Ornithogalum narbonense
Scientific classification e
Kingdom: Plantae
Clade: Angiosperms
Clade: Monocots
Order: Asparagales
Family: Asparagaceae
Subfamily: Scilloideae
Genus: Ornithogalum
L.
Species

See text.

Synonyms[1]

Ornithogalum is a genus of perennial plants mostly native to southern Europe and southern Africa[2] belonging to the family Asparagaceae.

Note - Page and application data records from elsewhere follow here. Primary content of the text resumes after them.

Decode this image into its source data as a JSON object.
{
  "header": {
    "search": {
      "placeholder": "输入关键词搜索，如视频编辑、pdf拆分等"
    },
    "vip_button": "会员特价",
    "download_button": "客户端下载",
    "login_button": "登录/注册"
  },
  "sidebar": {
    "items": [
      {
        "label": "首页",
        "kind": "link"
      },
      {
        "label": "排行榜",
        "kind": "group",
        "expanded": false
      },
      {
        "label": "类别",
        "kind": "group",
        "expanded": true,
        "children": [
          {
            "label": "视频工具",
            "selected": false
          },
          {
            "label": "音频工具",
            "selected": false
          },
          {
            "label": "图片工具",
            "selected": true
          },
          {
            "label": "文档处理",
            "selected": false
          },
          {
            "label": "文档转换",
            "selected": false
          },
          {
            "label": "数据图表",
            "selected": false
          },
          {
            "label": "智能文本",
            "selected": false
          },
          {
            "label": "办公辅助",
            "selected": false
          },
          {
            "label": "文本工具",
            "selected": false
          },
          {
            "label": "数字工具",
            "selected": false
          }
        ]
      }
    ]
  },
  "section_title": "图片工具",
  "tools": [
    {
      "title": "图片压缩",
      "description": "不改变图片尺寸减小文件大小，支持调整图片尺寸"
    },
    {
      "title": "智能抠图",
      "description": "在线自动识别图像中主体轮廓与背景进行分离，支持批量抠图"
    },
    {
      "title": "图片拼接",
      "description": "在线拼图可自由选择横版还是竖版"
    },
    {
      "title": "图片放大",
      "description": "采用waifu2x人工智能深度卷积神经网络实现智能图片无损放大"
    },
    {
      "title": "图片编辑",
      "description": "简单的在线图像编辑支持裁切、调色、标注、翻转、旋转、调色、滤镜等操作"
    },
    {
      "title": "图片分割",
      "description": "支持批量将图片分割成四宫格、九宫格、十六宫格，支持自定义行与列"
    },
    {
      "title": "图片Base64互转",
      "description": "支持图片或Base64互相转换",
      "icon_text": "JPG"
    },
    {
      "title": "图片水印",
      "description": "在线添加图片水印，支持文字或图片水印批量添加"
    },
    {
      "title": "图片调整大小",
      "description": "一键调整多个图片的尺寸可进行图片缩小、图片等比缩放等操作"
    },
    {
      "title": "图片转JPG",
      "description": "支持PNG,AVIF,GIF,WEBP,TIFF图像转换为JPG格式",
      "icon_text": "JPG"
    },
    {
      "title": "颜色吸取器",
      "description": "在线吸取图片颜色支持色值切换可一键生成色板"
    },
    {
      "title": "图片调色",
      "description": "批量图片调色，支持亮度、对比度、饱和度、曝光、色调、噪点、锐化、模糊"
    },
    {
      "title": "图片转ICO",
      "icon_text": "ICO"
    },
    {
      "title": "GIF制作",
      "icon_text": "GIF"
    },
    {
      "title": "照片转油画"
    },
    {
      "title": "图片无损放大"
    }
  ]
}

There are some species native to other areas such as the Caucasus.[3] Growing from a bulb, species have linear basal leaves and a slender stalk, up to 30 cm or more tall, bearing clusters of typically white star-shaped flowers, often striped with green.[citation needed] The common name of the genus, Star-of-Bethlehem, is based on its star-shaped flowers, after the Star of Bethlehem that appeared in the Biblical account of the birth of Jesus.

Species[edit]

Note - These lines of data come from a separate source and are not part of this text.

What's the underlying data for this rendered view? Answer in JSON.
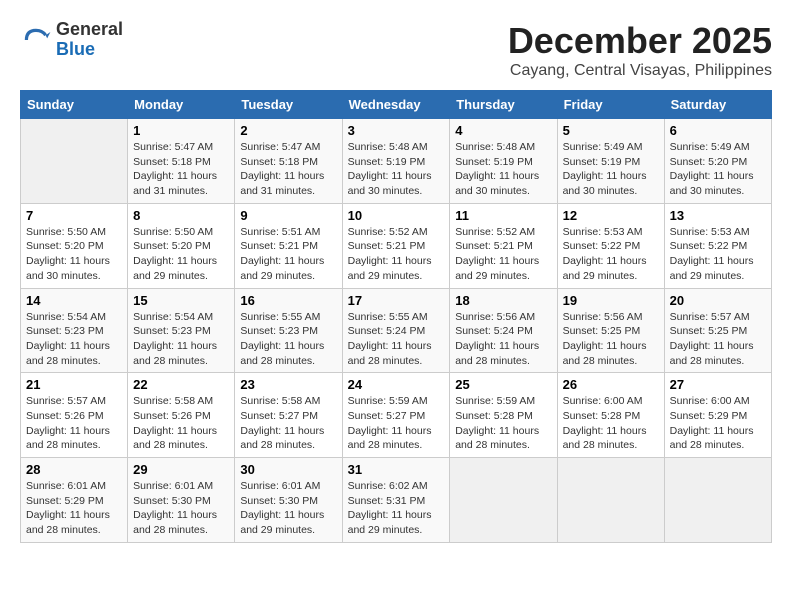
{
  "header": {
    "logo_general": "General",
    "logo_blue": "Blue",
    "month_year": "December 2025",
    "location": "Cayang, Central Visayas, Philippines"
  },
  "calendar": {
    "days_of_week": [
      "Sunday",
      "Monday",
      "Tuesday",
      "Wednesday",
      "Thursday",
      "Friday",
      "Saturday"
    ],
    "weeks": [
      [
        {
          "day": "",
          "sunrise": "",
          "sunset": "",
          "daylight": ""
        },
        {
          "day": "1",
          "sunrise": "Sunrise: 5:47 AM",
          "sunset": "Sunset: 5:18 PM",
          "daylight": "Daylight: 11 hours and 31 minutes."
        },
        {
          "day": "2",
          "sunrise": "Sunrise: 5:47 AM",
          "sunset": "Sunset: 5:18 PM",
          "daylight": "Daylight: 11 hours and 31 minutes."
        },
        {
          "day": "3",
          "sunrise": "Sunrise: 5:48 AM",
          "sunset": "Sunset: 5:19 PM",
          "daylight": "Daylight: 11 hours and 30 minutes."
        },
        {
          "day": "4",
          "sunrise": "Sunrise: 5:48 AM",
          "sunset": "Sunset: 5:19 PM",
          "daylight": "Daylight: 11 hours and 30 minutes."
        },
        {
          "day": "5",
          "sunrise": "Sunrise: 5:49 AM",
          "sunset": "Sunset: 5:19 PM",
          "daylight": "Daylight: 11 hours and 30 minutes."
        },
        {
          "day": "6",
          "sunrise": "Sunrise: 5:49 AM",
          "sunset": "Sunset: 5:20 PM",
          "daylight": "Daylight: 11 hours and 30 minutes."
        }
      ],
      [
        {
          "day": "7",
          "sunrise": "Sunrise: 5:50 AM",
          "sunset": "Sunset: 5:20 PM",
          "daylight": "Daylight: 11 hours and 30 minutes."
        },
        {
          "day": "8",
          "sunrise": "Sunrise: 5:50 AM",
          "sunset": "Sunset: 5:20 PM",
          "daylight": "Daylight: 11 hours and 29 minutes."
        },
        {
          "day": "9",
          "sunrise": "Sunrise: 5:51 AM",
          "sunset": "Sunset: 5:21 PM",
          "daylight": "Daylight: 11 hours and 29 minutes."
        },
        {
          "day": "10",
          "sunrise": "Sunrise: 5:52 AM",
          "sunset": "Sunset: 5:21 PM",
          "daylight": "Daylight: 11 hours and 29 minutes."
        },
        {
          "day": "11",
          "sunrise": "Sunrise: 5:52 AM",
          "sunset": "Sunset: 5:21 PM",
          "daylight": "Daylight: 11 hours and 29 minutes."
        },
        {
          "day": "12",
          "sunrise": "Sunrise: 5:53 AM",
          "sunset": "Sunset: 5:22 PM",
          "daylight": "Daylight: 11 hours and 29 minutes."
        },
        {
          "day": "13",
          "sunrise": "Sunrise: 5:53 AM",
          "sunset": "Sunset: 5:22 PM",
          "daylight": "Daylight: 11 hours and 29 minutes."
        }
      ],
      [
        {
          "day": "14",
          "sunrise": "Sunrise: 5:54 AM",
          "sunset": "Sunset: 5:23 PM",
          "daylight": "Daylight: 11 hours and 28 minutes."
        },
        {
          "day": "15",
          "sunrise": "Sunrise: 5:54 AM",
          "sunset": "Sunset: 5:23 PM",
          "daylight": "Daylight: 11 hours and 28 minutes."
        },
        {
          "day": "16",
          "sunrise": "Sunrise: 5:55 AM",
          "sunset": "Sunset: 5:23 PM",
          "daylight": "Daylight: 11 hours and 28 minutes."
        },
        {
          "day": "17",
          "sunrise": "Sunrise: 5:55 AM",
          "sunset": "Sunset: 5:24 PM",
          "daylight": "Daylight: 11 hours and 28 minutes."
        },
        {
          "day": "18",
          "sunrise": "Sunrise: 5:56 AM",
          "sunset": "Sunset: 5:24 PM",
          "daylight": "Daylight: 11 hours and 28 minutes."
        },
        {
          "day": "19",
          "sunrise": "Sunrise: 5:56 AM",
          "sunset": "Sunset: 5:25 PM",
          "daylight": "Daylight: 11 hours and 28 minutes."
        },
        {
          "day": "20",
          "sunrise": "Sunrise: 5:57 AM",
          "sunset": "Sunset: 5:25 PM",
          "daylight": "Daylight: 11 hours and 28 minutes."
        }
      ],
      [
        {
          "day": "21",
          "sunrise": "Sunrise: 5:57 AM",
          "sunset": "Sunset: 5:26 PM",
          "daylight": "Daylight: 11 hours and 28 minutes."
        },
        {
          "day": "22",
          "sunrise": "Sunrise: 5:58 AM",
          "sunset": "Sunset: 5:26 PM",
          "daylight": "Daylight: 11 hours and 28 minutes."
        },
        {
          "day": "23",
          "sunrise": "Sunrise: 5:58 AM",
          "sunset": "Sunset: 5:27 PM",
          "daylight": "Daylight: 11 hours and 28 minutes."
        },
        {
          "day": "24",
          "sunrise": "Sunrise: 5:59 AM",
          "sunset": "Sunset: 5:27 PM",
          "daylight": "Daylight: 11 hours and 28 minutes."
        },
        {
          "day": "25",
          "sunrise": "Sunrise: 5:59 AM",
          "sunset": "Sunset: 5:28 PM",
          "daylight": "Daylight: 11 hours and 28 minutes."
        },
        {
          "day": "26",
          "sunrise": "Sunrise: 6:00 AM",
          "sunset": "Sunset: 5:28 PM",
          "daylight": "Daylight: 11 hours and 28 minutes."
        },
        {
          "day": "27",
          "sunrise": "Sunrise: 6:00 AM",
          "sunset": "Sunset: 5:29 PM",
          "daylight": "Daylight: 11 hours and 28 minutes."
        }
      ],
      [
        {
          "day": "28",
          "sunrise": "Sunrise: 6:01 AM",
          "sunset": "Sunset: 5:29 PM",
          "daylight": "Daylight: 11 hours and 28 minutes."
        },
        {
          "day": "29",
          "sunrise": "Sunrise: 6:01 AM",
          "sunset": "Sunset: 5:30 PM",
          "daylight": "Daylight: 11 hours and 28 minutes."
        },
        {
          "day": "30",
          "sunrise": "Sunrise: 6:01 AM",
          "sunset": "Sunset: 5:30 PM",
          "daylight": "Daylight: 11 hours and 29 minutes."
        },
        {
          "day": "31",
          "sunrise": "Sunrise: 6:02 AM",
          "sunset": "Sunset: 5:31 PM",
          "daylight": "Daylight: 11 hours and 29 minutes."
        },
        {
          "day": "",
          "sunrise": "",
          "sunset": "",
          "daylight": ""
        },
        {
          "day": "",
          "sunrise": "",
          "sunset": "",
          "daylight": ""
        },
        {
          "day": "",
          "sunrise": "",
          "sunset": "",
          "daylight": ""
        }
      ]
    ]
  }
}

There are about 180 species, of which the best known are O. umbellatum, O. saundersiae, O. arabicum and O. thyrsoides.[4]

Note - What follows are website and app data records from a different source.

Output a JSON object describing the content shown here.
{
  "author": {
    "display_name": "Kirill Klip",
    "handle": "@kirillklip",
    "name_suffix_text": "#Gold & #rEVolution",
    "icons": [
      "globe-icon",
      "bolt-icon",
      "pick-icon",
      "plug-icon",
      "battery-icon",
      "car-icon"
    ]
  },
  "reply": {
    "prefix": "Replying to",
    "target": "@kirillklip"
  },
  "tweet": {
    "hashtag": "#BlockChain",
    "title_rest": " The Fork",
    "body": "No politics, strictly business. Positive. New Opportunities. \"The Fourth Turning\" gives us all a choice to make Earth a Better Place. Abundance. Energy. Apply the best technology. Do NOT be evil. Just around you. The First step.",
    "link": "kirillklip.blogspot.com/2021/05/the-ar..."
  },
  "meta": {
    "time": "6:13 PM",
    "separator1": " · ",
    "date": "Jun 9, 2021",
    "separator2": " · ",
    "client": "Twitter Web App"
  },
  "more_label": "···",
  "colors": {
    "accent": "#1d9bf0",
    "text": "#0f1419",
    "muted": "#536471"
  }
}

Species formerly placed in Galtonia include:[5]

Uses[edit]

Vase of cut Ornithogalum flower stems

Ornithogalum species may be sold as cut flowers, particularly O. arabicum, O. dubium, O. saundersiae and O.thyrsoides.[6] They are also sold as ornamental garden flowers.

Toxicity and use in alternative medicine[edit]

Some of the plants in the genus are poisonous, and have been known to kill grazing animals. Others are edible and used as vegetables. The bulbs contain alkaloids [7] and cardenolides,[2] which are toxic.

Ornithogalum has been listed as one of the 38 plants used to prepare Bach flower remedies,[8] a kind of alternative medicine promoted for its effect on health. However according to Cancer Research UK, "there is no scientific evidence to prove that flower remedies can control, cure or prevent any type of disease, including cancer".[9]

Gallery[edit]

References[edit]

  1. ^ "WCSP". World Checklist of Selected Plant Families. Retrieved 10 February 2014. 
  2. ^ a b "Ornithogalum Linnaeus". Flora of North America. 
  3. ^ "Ornithogalum L.". Ornamental Plants From Russia And Adjacent States Of The Former Soviet Union. 
  4. ^ International Flower Bulb Centre: Ornithogalum
  5. ^ Search for "Galtonia", World Checklist of Selected Plant Families, Royal Botanic Gardens, Kew, retrieved 2012-05-21 
  6. ^ Grower Direct: Ornithogalum
  7. ^ Plants for a Future
  8. ^ D. S. Vohra (1 June 2004). Bach Flower Remedies: A Comprehensive Study. B. Jain Publishers. p. 3. ISBN 978-81-7021-271-3. Retrieved 2 September 2013. 
  9. ^ "Flower remedies". Cancer Research UK. Retrieved September 2013. 

External links[edit]